**What to work on**
Give the count of lines that hold the word "true" in this listing, with nothing added.

**Records for this task**

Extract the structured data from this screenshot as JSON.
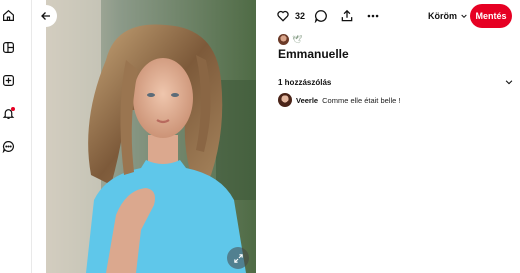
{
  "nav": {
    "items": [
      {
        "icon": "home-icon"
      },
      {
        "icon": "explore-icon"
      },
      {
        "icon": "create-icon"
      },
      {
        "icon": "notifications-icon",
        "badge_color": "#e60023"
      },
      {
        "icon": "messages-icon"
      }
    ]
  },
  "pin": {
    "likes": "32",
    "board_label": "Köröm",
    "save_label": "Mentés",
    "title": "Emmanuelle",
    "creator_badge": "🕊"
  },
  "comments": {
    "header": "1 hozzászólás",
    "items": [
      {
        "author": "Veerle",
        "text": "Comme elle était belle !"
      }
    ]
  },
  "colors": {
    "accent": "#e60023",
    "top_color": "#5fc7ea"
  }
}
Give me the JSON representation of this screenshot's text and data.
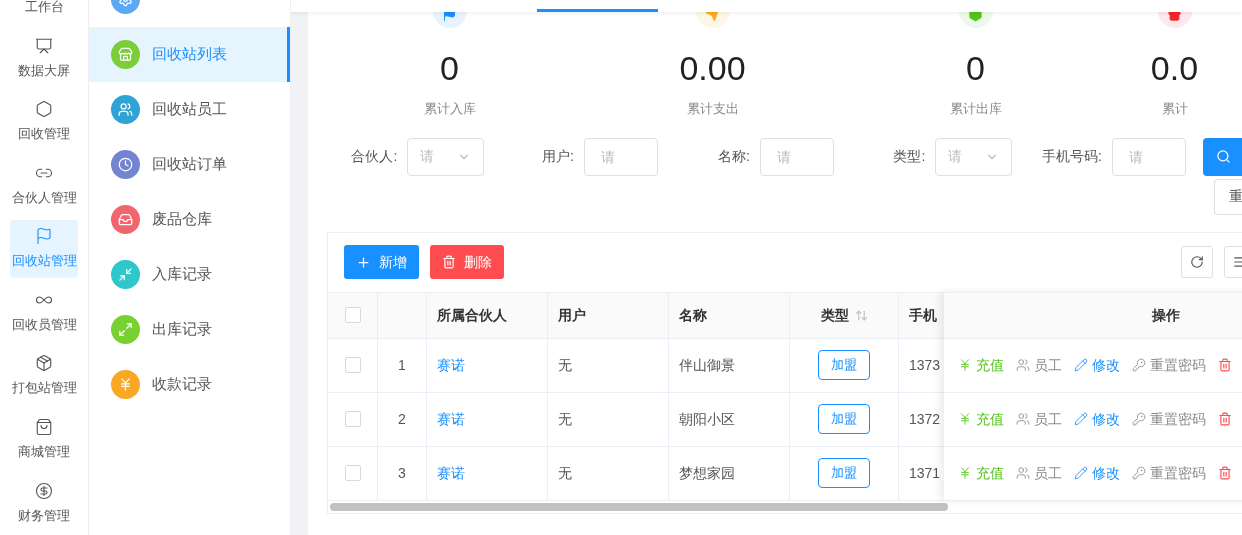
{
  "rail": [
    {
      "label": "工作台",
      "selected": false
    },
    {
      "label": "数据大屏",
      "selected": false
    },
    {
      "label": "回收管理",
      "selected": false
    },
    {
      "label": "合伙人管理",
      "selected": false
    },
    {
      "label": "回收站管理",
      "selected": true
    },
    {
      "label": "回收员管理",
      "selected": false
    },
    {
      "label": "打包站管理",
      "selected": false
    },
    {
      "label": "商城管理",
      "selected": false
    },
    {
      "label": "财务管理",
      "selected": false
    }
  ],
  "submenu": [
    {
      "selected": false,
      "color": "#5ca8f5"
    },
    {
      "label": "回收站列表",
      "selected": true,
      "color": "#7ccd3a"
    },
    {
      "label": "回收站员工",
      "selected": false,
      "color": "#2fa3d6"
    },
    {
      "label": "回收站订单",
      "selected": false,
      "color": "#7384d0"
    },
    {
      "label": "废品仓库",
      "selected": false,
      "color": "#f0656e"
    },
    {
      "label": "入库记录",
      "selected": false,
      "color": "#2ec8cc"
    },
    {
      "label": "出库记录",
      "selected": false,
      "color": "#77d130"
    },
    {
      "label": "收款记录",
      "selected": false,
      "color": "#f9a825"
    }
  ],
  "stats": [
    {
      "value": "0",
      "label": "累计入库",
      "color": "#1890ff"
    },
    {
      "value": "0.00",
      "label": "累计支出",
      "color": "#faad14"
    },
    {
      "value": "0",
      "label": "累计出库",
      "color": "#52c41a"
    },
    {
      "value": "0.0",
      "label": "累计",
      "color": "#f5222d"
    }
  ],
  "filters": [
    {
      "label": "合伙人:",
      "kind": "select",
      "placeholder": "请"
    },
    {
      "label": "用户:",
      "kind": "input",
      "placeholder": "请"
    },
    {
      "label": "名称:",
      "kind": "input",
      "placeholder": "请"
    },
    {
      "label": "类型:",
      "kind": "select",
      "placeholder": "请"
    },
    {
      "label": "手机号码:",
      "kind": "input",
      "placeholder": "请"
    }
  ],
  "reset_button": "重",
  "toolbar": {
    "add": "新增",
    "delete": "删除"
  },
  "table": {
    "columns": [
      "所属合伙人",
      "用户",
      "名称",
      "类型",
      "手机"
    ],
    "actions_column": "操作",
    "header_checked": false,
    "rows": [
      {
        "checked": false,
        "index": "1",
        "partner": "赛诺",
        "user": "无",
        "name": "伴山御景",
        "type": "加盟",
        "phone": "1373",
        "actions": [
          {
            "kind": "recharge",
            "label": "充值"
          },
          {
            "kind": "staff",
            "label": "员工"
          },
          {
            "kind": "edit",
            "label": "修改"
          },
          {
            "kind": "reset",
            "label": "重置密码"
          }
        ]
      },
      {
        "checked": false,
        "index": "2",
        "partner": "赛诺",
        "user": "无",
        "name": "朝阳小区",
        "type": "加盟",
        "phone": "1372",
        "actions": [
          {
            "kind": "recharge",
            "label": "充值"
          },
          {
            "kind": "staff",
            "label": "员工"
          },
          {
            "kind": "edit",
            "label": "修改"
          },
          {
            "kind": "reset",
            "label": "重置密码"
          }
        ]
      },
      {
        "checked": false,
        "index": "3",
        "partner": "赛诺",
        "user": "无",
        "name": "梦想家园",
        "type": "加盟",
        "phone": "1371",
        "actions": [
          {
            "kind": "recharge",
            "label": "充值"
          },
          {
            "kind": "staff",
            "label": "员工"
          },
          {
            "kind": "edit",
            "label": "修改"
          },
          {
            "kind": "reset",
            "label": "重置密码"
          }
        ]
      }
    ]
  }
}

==

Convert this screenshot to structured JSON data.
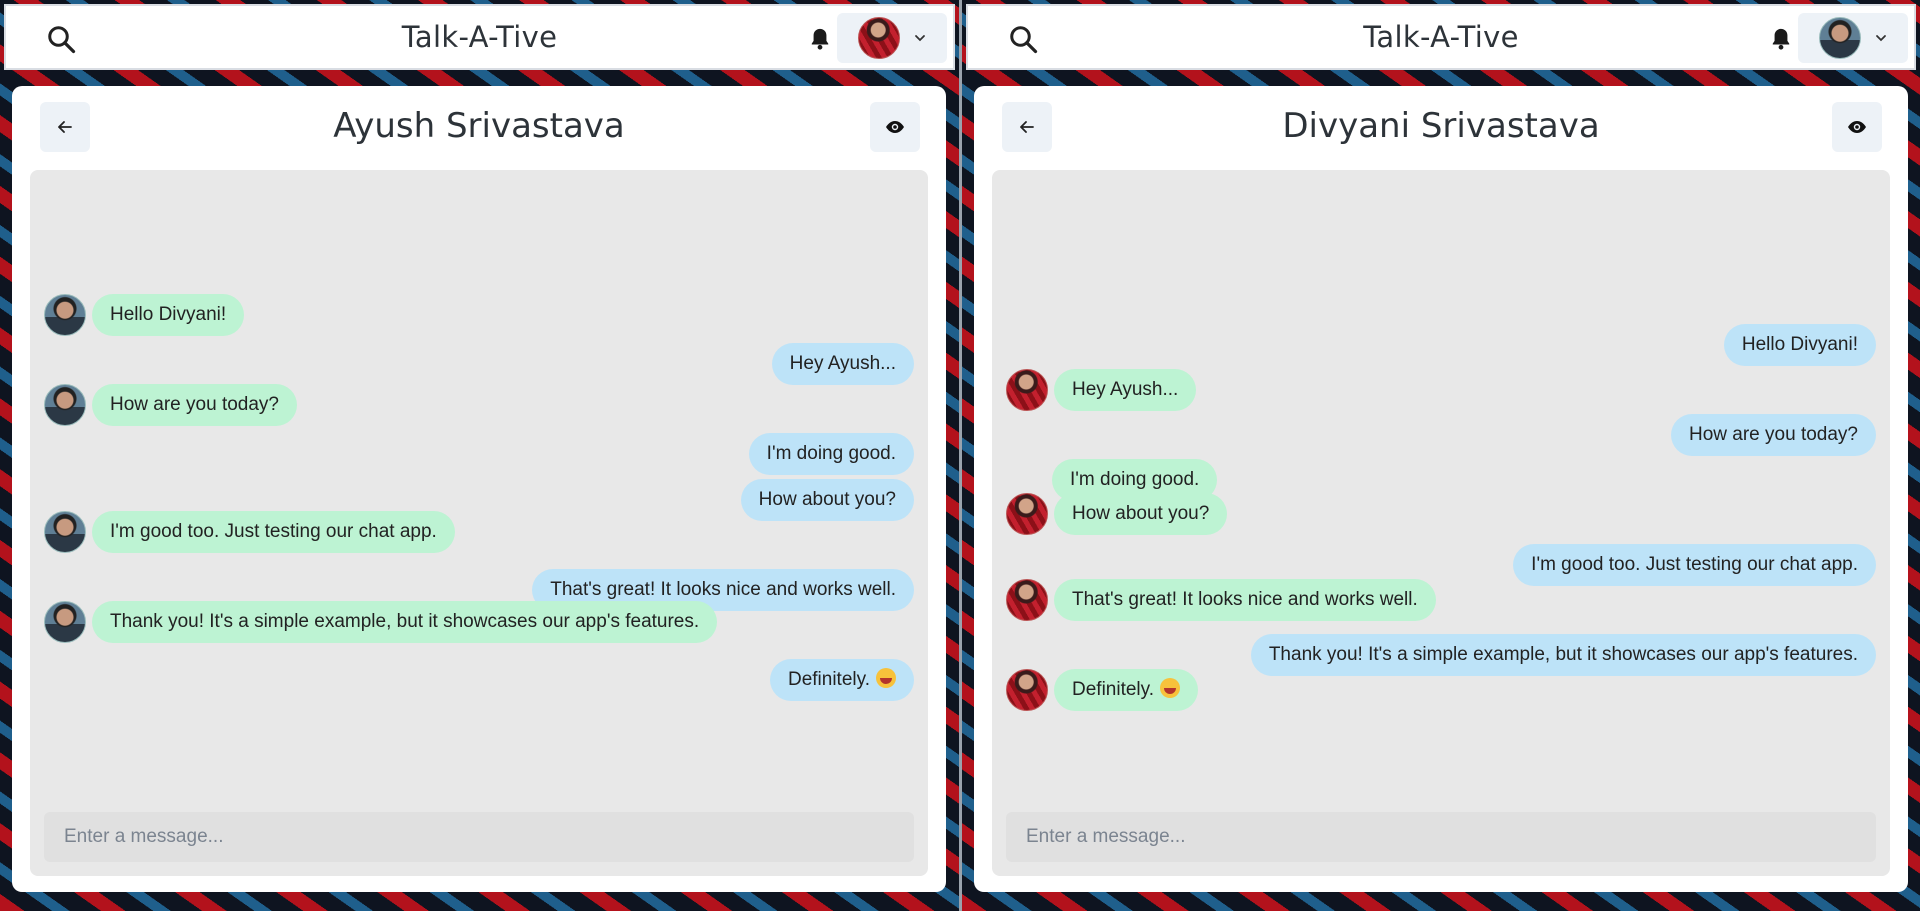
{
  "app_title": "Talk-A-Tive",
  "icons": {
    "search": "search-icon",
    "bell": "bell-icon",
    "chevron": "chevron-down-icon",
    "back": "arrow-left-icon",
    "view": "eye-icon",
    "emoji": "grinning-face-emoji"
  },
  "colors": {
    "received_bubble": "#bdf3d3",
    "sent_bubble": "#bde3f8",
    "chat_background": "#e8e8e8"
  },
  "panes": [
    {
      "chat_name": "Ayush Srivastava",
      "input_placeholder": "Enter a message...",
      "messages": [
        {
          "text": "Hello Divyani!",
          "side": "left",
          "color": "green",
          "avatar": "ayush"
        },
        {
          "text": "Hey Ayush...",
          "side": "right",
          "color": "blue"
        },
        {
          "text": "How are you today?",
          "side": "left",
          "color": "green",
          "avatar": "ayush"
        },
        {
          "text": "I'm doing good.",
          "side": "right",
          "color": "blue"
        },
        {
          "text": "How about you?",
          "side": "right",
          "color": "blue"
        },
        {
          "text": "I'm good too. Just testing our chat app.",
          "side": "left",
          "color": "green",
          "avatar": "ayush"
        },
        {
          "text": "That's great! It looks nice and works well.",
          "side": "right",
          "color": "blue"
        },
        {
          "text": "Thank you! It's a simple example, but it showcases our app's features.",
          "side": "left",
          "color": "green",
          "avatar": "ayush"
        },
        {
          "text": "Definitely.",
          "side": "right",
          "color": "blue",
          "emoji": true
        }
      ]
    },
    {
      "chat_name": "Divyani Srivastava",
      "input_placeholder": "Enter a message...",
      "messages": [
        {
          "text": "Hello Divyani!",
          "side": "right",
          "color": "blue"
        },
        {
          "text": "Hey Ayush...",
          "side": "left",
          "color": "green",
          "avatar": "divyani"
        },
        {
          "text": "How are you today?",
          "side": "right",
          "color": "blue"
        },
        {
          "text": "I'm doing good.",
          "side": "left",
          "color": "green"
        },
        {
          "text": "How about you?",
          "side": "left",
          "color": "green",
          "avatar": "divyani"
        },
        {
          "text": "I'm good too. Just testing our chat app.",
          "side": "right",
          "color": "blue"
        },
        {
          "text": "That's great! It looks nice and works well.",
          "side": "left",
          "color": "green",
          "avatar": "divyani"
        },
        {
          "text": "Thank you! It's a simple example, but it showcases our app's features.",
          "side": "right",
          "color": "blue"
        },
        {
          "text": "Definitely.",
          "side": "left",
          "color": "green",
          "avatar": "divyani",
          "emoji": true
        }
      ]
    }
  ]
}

**Output of the task**
4